These turtles' behavior depends on where they live. Some of them hardly ever leave their river homes. In these species, the female often makes the only trips on land. To lay her eggs, she crawls up onto a sandbar, a ridge of sand built up by currents in the water. Besides those turtles that live only in rivers, other species live in calm pockets of water along the river, sometimes in flooded forest pools, and the females lay their eggs on riverbanks. Still other species of these turtles also make their homes in small streams and ponds, and the females make long trips over land to nest. When the dry season empties the stream or pond, they crawl underground, become inactive, and wait for the rains to return. The Madagascan big-headed turtle, for example, spends the dry season buried in the mud. Scientists know few details about the activities of the Afro-American river turtles, including whether the males "court" the females to attract them or how they mate.


Afro-American river turtles live only in South America and thousands of miles away in Madagascar, but it was not always that way. Scientists have found fossils (FAH-suhls), or the dead remains, of these turtles on every continent except Australia and Antarctica. Although the river turtles live only in freshwater rivers, ponds, and streams, the fossils show that the turtles once also lived in saltwater and on land. One of the species in this family was the largest turtle that ever lived. This turtle, known as Stupendemys geographicus, had an upper shell that measured 7.5 feet (2.3 meters) in length and might have weighed 4,000–5,000 pounds (1,814–2,268 kilograms).

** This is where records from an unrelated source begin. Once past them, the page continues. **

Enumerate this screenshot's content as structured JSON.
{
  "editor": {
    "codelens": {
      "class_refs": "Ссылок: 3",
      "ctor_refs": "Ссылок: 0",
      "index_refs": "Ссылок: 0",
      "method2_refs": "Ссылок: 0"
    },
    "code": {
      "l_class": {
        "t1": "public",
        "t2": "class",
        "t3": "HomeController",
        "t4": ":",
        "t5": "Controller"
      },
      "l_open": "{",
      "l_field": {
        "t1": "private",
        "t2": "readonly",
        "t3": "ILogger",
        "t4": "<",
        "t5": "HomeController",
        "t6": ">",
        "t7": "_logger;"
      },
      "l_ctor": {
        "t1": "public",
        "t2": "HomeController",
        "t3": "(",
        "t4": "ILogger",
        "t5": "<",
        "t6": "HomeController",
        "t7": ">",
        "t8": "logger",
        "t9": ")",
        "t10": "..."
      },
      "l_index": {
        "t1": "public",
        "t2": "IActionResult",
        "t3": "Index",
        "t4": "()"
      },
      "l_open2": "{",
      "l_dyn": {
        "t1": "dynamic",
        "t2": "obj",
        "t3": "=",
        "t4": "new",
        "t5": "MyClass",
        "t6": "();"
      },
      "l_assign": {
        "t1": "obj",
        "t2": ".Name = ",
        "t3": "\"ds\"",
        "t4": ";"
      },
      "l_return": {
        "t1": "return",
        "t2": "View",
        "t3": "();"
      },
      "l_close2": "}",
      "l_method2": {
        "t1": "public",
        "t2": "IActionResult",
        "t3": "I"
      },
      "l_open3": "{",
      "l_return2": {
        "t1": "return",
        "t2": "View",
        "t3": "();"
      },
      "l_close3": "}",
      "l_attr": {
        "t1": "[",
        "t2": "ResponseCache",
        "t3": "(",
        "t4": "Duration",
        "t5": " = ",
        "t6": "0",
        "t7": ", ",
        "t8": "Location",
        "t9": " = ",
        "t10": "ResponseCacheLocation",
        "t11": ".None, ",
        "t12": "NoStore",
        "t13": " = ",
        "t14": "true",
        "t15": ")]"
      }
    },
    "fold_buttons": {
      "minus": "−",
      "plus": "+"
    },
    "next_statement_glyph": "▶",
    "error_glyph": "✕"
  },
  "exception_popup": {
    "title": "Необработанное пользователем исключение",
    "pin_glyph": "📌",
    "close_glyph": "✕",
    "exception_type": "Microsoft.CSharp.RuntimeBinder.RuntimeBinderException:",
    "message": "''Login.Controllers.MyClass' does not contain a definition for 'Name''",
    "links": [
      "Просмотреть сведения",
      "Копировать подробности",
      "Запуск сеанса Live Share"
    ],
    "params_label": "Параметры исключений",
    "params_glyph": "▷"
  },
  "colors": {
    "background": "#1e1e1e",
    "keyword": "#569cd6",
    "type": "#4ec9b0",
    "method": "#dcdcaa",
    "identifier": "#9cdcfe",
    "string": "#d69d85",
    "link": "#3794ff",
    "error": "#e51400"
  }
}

Nesting time is tied to the rainy season. As the rainy season ends, the females typically start to sunbathe in the early morning and late afternoon. She then begins her migration to a nesting site, which can take a very long time. Many Afro-American river turtles nest in large groups. Each female of the group digs her own hole, where she lays and buries her eggs. The females of some species are known to use only their hind legs in digging the nest and covering up their eggs. Different species lay varying numbers of eggs in their nests. The smaller river turtles, for instance, lay about five to twenty eggs per nest, while the largest species can lay up to 156 eggs. In all species except the South American river turtle, the eggs are longer than they are wide. The South American river turtle has round eggs. Some species make one nest a year, and others make two or more. Female Madagascan big-headed turtles skip a year between nestings. Nest temperature controls the number of males and females in the nest, with very warm and sometimes particularly cold temperatures producing females, and more moderate, or mild, temperatures producing males. The eggs hatch in forty to 149 days.

Additional topics

Animal Life ResourceDinosaurs, Snakes, and Other ReptilesAfro-American River Turtles: Podocnemididae - Physical Characteristics, Behavior And Reproduction, Conservation Status, South American River Turtle (podocnemis Expansa): Species Account - GEOGRAPHIC RANGE, HABITAT, DIET, AFRO-AMERICAN RIVER TURTLES AND PE